* Exercise data:

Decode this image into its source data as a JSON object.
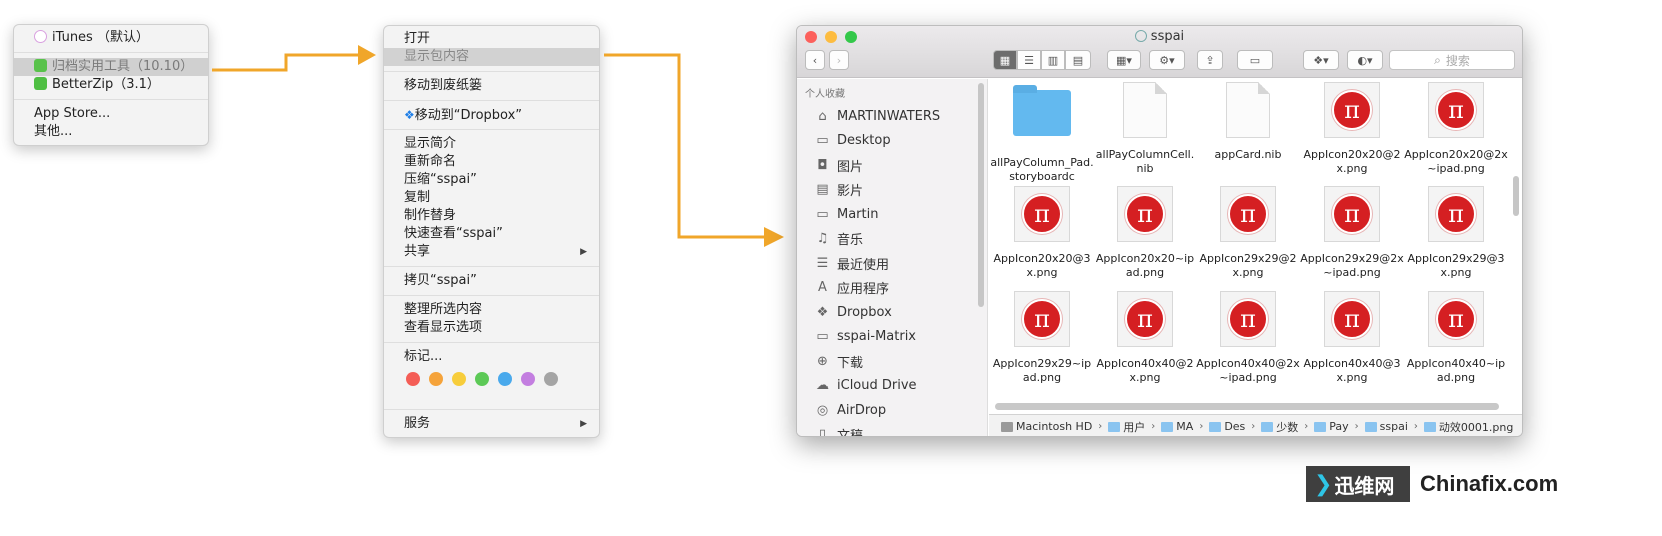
{
  "open_with_menu": {
    "items": [
      {
        "label": "iTunes （默认）",
        "icon": "itunes-icon",
        "color": "#d9a0e0"
      },
      {
        "label": "归档实用工具（10.10）",
        "icon": "archive-utility-icon",
        "color": "#58c24a",
        "highlighted": true
      },
      {
        "label": "BetterZip（3.1）",
        "icon": "betterzip-icon",
        "color": "#4fbf43"
      }
    ],
    "extra": [
      "App Store...",
      "其他..."
    ]
  },
  "context_menu": {
    "group1": [
      "打开",
      "显示包内容"
    ],
    "group2": [
      "移动到废纸篓"
    ],
    "dropbox": "移动到“Dropbox”",
    "group3": [
      "显示简介",
      "重新命名",
      "压缩“sspai”",
      "复制",
      "制作替身",
      "快速查看“sspai”",
      "共享"
    ],
    "group4": [
      "拷贝“sspai”"
    ],
    "group5": [
      "整理所选内容",
      "查看显示选项"
    ],
    "tags_label": "标记...",
    "tag_colors": [
      "#f45d56",
      "#f5a33a",
      "#f7cd3b",
      "#5cc956",
      "#49a9ec",
      "#c37ee0",
      "#a4a4a4"
    ],
    "services": "服务"
  },
  "finder": {
    "title": "sspai",
    "search_placeholder": "搜索",
    "sidebar_header": "个人收藏",
    "sidebar": [
      {
        "label": "MARTINWATERS",
        "icon": "home-icon"
      },
      {
        "label": "Desktop",
        "icon": "desktop-icon"
      },
      {
        "label": "图片",
        "icon": "camera-icon"
      },
      {
        "label": "影片",
        "icon": "film-icon"
      },
      {
        "label": "Martin",
        "icon": "folder-icon"
      },
      {
        "label": "音乐",
        "icon": "music-icon"
      },
      {
        "label": "最近使用",
        "icon": "recents-icon"
      },
      {
        "label": "应用程序",
        "icon": "applications-icon"
      },
      {
        "label": "Dropbox",
        "icon": "dropbox-icon"
      },
      {
        "label": "sspai-Matrix",
        "icon": "folder-icon"
      },
      {
        "label": "下载",
        "icon": "download-icon"
      },
      {
        "label": "iCloud Drive",
        "icon": "cloud-icon"
      },
      {
        "label": "AirDrop",
        "icon": "airdrop-icon"
      },
      {
        "label": "文稿",
        "icon": "documents-icon"
      }
    ],
    "files": [
      {
        "name": "allPayColumn_Pad.storyboardc",
        "kind": "folder"
      },
      {
        "name": "allPayColumnCell.nib",
        "kind": "doc"
      },
      {
        "name": "appCard.nib",
        "kind": "doc"
      },
      {
        "name": "AppIcon20x20@2x.png",
        "kind": "pi"
      },
      {
        "name": "AppIcon20x20@2x~ipad.png",
        "kind": "pi"
      },
      {
        "name": "AppIcon20x20@3x.png",
        "kind": "pi"
      },
      {
        "name": "AppIcon20x20~ipad.png",
        "kind": "pi"
      },
      {
        "name": "AppIcon29x29@2x.png",
        "kind": "pi"
      },
      {
        "name": "AppIcon29x29@2x~ipad.png",
        "kind": "pi"
      },
      {
        "name": "AppIcon29x29@3x.png",
        "kind": "pi"
      },
      {
        "name": "AppIcon29x29~ipad.png",
        "kind": "pi"
      },
      {
        "name": "AppIcon40x40@2x.png",
        "kind": "pi"
      },
      {
        "name": "AppIcon40x40@2x~ipad.png",
        "kind": "pi"
      },
      {
        "name": "AppIcon40x40@3x.png",
        "kind": "pi"
      },
      {
        "name": "AppIcon40x40~ipad.png",
        "kind": "pi"
      }
    ],
    "pi_glyph": "π",
    "path": [
      "Macintosh HD",
      "用户",
      "MA",
      "Des",
      "少数",
      "Pay",
      "sspai",
      "动效0001.png"
    ]
  },
  "watermark": {
    "left": "迅维网",
    "right": "Chinafix.com"
  }
}
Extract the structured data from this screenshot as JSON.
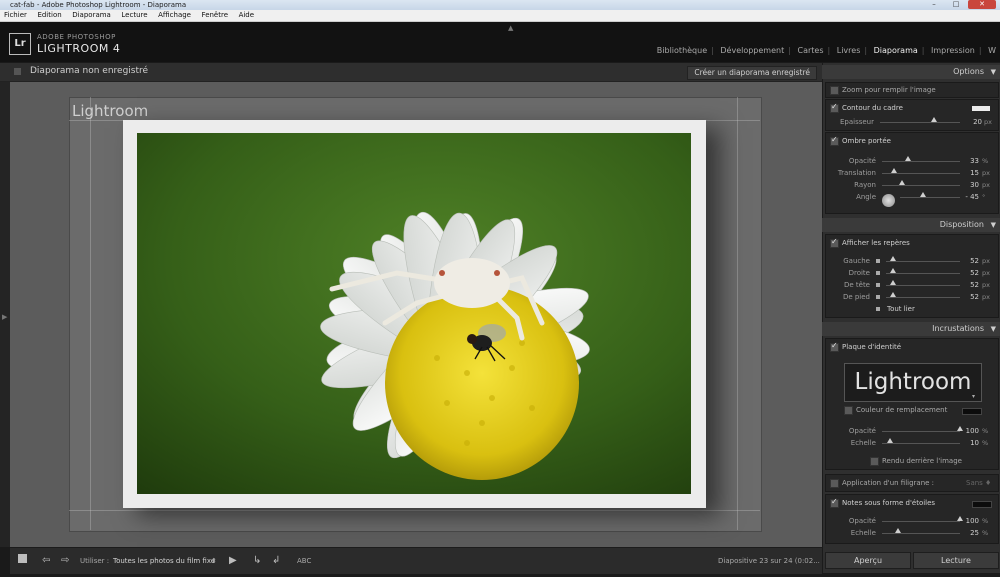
{
  "window": {
    "title": "cat-fab - Adobe Photoshop Lightroom - Diaporama",
    "controls": [
      "–",
      "□",
      "✕"
    ]
  },
  "menu": [
    "Fichier",
    "Edition",
    "Diaporama",
    "Lecture",
    "Affichage",
    "Fenêtre",
    "Aide"
  ],
  "header": {
    "logo": "Lr",
    "brand_small": "ADOBE PHOTOSHOP",
    "brand_large": "LIGHTROOM 4",
    "modules": [
      "Bibliothèque",
      "Développement",
      "Cartes",
      "Livres",
      "Diaporama",
      "Impression",
      "W"
    ],
    "active_module": "Diaporama"
  },
  "topbar": {
    "title": "Diaporama non enregistré",
    "create_button": "Créer un diaporama enregistré"
  },
  "stage": {
    "identity_plate": "Lightroom"
  },
  "bottombar": {
    "use_label": "Utiliser :",
    "use_value": "Toutes les photos du film fixe",
    "abc": "ABC",
    "status": "Diapositive 23 sur 24 (0:02..."
  },
  "panel": {
    "options": {
      "title": "Options",
      "zoom_fill": "Zoom pour remplir l'image",
      "stroke_border": "Contour du cadre",
      "thickness": {
        "label": "Epaisseur",
        "value": "20",
        "unit": "px",
        "level": 0.67
      },
      "drop_shadow": "Ombre portée",
      "opacity": {
        "label": "Opacité",
        "value": "33",
        "unit": "%",
        "level": 0.33
      },
      "offset": {
        "label": "Translation",
        "value": "15",
        "unit": "px",
        "level": 0.15
      },
      "radius": {
        "label": "Rayon",
        "value": "30",
        "unit": "px",
        "level": 0.25
      },
      "angle": {
        "label": "Angle",
        "value": "- 45",
        "unit": "°",
        "level": 0.375
      }
    },
    "layout": {
      "title": "Disposition",
      "show_guides": "Afficher les repères",
      "left": {
        "label": "Gauche",
        "value": "52",
        "unit": "px",
        "level": 0.1
      },
      "right": {
        "label": "Droite",
        "value": "52",
        "unit": "px",
        "level": 0.1
      },
      "top": {
        "label": "De tête",
        "value": "52",
        "unit": "px",
        "level": 0.1
      },
      "bottom": {
        "label": "De pied",
        "value": "52",
        "unit": "px",
        "level": 0.1
      },
      "link_all": "Tout lier"
    },
    "overlays": {
      "title": "Incrustations",
      "identity_plate": "Plaque d'identité",
      "identity_preview": "Lightroom",
      "override_color": "Couleur de remplacement",
      "opacity": {
        "label": "Opacité",
        "value": "100",
        "unit": "%",
        "level": 1.0
      },
      "scale": {
        "label": "Echelle",
        "value": "10",
        "unit": "%",
        "level": 0.1
      },
      "render_behind": "Rendu derrière l'image",
      "watermark": "Application d'un filigrane :",
      "watermark_value": "Sans ♦",
      "star_ratings": "Notes sous forme d'étoiles",
      "stars_opacity": {
        "label": "Opacité",
        "value": "100",
        "unit": "%",
        "level": 1.0
      },
      "stars_scale": {
        "label": "Echelle",
        "value": "25",
        "unit": "%",
        "level": 0.2
      }
    }
  },
  "buttons": {
    "preview": "Aperçu",
    "play": "Lecture"
  },
  "colors": {
    "panel_bg": "#2f2f2f",
    "stage_bg": "#5c5c5c",
    "frame": "#ececec",
    "flower_center": "#e8d21a",
    "petal": "#f5f5f5",
    "background_green": "#3f6b1e"
  }
}
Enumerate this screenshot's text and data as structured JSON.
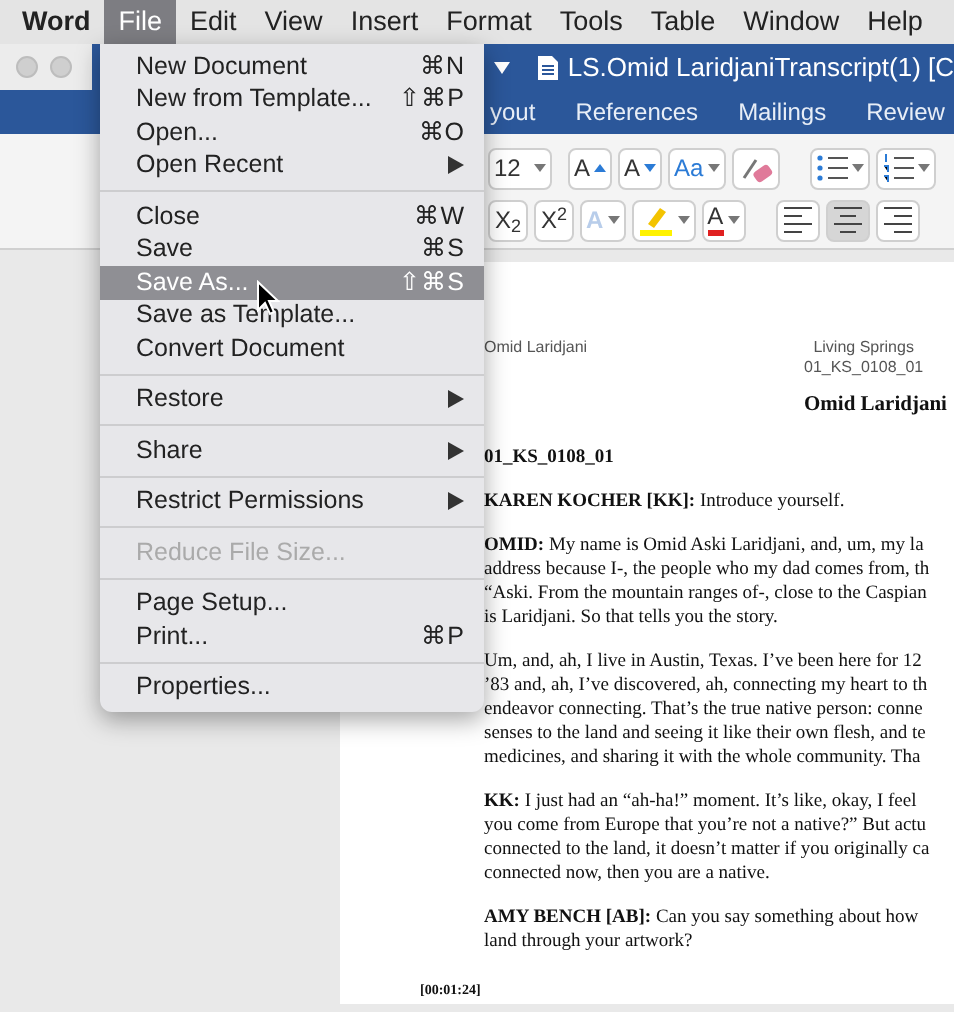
{
  "menubar": [
    {
      "label": "Word",
      "kind": "app",
      "selected": false
    },
    {
      "label": "File",
      "kind": "menu",
      "selected": true
    },
    {
      "label": "Edit",
      "kind": "menu",
      "selected": false
    },
    {
      "label": "View",
      "kind": "menu",
      "selected": false
    },
    {
      "label": "Insert",
      "kind": "menu",
      "selected": false
    },
    {
      "label": "Format",
      "kind": "menu",
      "selected": false
    },
    {
      "label": "Tools",
      "kind": "menu",
      "selected": false
    },
    {
      "label": "Table",
      "kind": "menu",
      "selected": false
    },
    {
      "label": "Window",
      "kind": "menu",
      "selected": false
    },
    {
      "label": "Help",
      "kind": "menu",
      "selected": false
    }
  ],
  "title_bar": {
    "title": "LS.Omid LaridjaniTranscript(1) [C"
  },
  "ribbon_tabs": [
    {
      "label": "yout",
      "selected": false
    },
    {
      "label": "References",
      "selected": false
    },
    {
      "label": "Mailings",
      "selected": false
    },
    {
      "label": "Review",
      "selected": false
    }
  ],
  "toolbar": [
    [
      {
        "kind": "size",
        "text": "12",
        "menu": true,
        "selected": false
      },
      {
        "kind": "grow",
        "text": "A",
        "menu": false,
        "selected": false
      },
      {
        "kind": "shrink",
        "text": "A",
        "menu": false,
        "selected": false
      },
      {
        "kind": "case",
        "text": "Aa",
        "menu": true,
        "selected": false
      },
      {
        "kind": "clear",
        "menu": false,
        "selected": false
      },
      {
        "kind": "bullets",
        "menu": true,
        "selected": false
      },
      {
        "kind": "numbering",
        "menu": true,
        "selected": false
      }
    ],
    [
      {
        "kind": "script",
        "text": "X$_{2}$",
        "menu": false,
        "selected": false
      },
      {
        "kind": "script",
        "text": "X$^{2}$",
        "menu": false,
        "selected": false
      },
      {
        "kind": "effects",
        "text": "A",
        "menu": true,
        "selected": false
      },
      {
        "kind": "highlight",
        "menu": true,
        "selected": false
      },
      {
        "kind": "color",
        "text": "A",
        "menu": true,
        "selected": false
      },
      {
        "kind": "align_left",
        "menu": false,
        "selected": false
      },
      {
        "kind": "align_center",
        "menu": false,
        "selected": true
      },
      {
        "kind": "align_right",
        "menu": false,
        "selected": false
      }
    ]
  ],
  "file_menu": [
    [
      {
        "label": "New Document",
        "shortcut": "⌘N",
        "submenu": false,
        "disabled": false,
        "selected": false
      },
      {
        "label": "New from Template...",
        "shortcut": "⇧⌘P",
        "submenu": false,
        "disabled": false,
        "selected": false
      },
      {
        "label": "Open...",
        "shortcut": "⌘O",
        "submenu": false,
        "disabled": false,
        "selected": false
      },
      {
        "label": "Open Recent",
        "submenu": true,
        "disabled": false,
        "selected": false
      }
    ],
    [
      {
        "label": "Close",
        "shortcut": "⌘W",
        "submenu": false,
        "disabled": false,
        "selected": false
      },
      {
        "label": "Save",
        "shortcut": "⌘S",
        "submenu": false,
        "disabled": false,
        "selected": false
      },
      {
        "label": "Save As...",
        "shortcut": "⇧⌘S",
        "submenu": false,
        "disabled": false,
        "selected": true
      },
      {
        "label": "Save as Template...",
        "submenu": false,
        "disabled": false,
        "selected": false
      },
      {
        "label": "Convert Document",
        "submenu": false,
        "disabled": false,
        "selected": false
      }
    ],
    [
      {
        "label": "Restore",
        "submenu": true,
        "disabled": false,
        "selected": false
      }
    ],
    [
      {
        "label": "Share",
        "submenu": true,
        "disabled": false,
        "selected": false
      }
    ],
    [
      {
        "label": "Restrict Permissions",
        "submenu": true,
        "disabled": false,
        "selected": false
      }
    ],
    [
      {
        "label": "Reduce File Size...",
        "submenu": false,
        "disabled": true,
        "selected": false
      }
    ],
    [
      {
        "label": "Page Setup...",
        "submenu": false,
        "disabled": false,
        "selected": false
      },
      {
        "label": "Print...",
        "shortcut": "⌘P",
        "submenu": false,
        "disabled": false,
        "selected": false
      }
    ],
    [
      {
        "label": "Properties...",
        "submenu": false,
        "disabled": false,
        "selected": false
      }
    ]
  ],
  "document": {
    "header_left": "Omid Laridjani",
    "header_right": [
      "Living Springs",
      "01_KS_0108_01"
    ],
    "title": "Omid Laridjani",
    "file_id": "01_KS_0108_01",
    "paragraphs": [
      [
        "**KAREN KOCHER [KK]:**  Introduce yourself."
      ],
      [
        "**OMID:**  My name is Omid Aski Laridjani, and, um, my la",
        "address because I-, the people who my dad comes from, th",
        "“Aski.  From the mountain ranges of-, close to the Caspian",
        "is Laridjani.  So that tells you the story."
      ],
      [
        "Um, and, ah, I live in Austin, Texas.  I’ve been here for 12",
        "’83 and, ah, I’ve discovered, ah, connecting my heart to th",
        "endeavor connecting.  That’s the true native person: conne",
        "senses to the land and seeing it like their own flesh, and te",
        "medicines, and sharing it with the whole community.  Tha"
      ],
      [
        "**KK:**  I just had an “ah-ha!” moment.  It’s like, okay, I feel",
        "you come from Europe that you’re not a native?”  But actu",
        "connected to the land, it doesn’t matter if you originally ca",
        "connected now, then you are a native."
      ],
      [
        "**AMY BENCH [AB]:**  Can you say something about how",
        "land through your artwork?"
      ]
    ],
    "timestamp": "[00:01:24]"
  }
}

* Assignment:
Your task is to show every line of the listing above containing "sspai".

* Solution:
      "压缩“sspai”",
      "快速查看“sspai”",
      "拷贝“sspai”"
    "title": "sspai",
        "label": "sspai-Matrix",
      "sspai",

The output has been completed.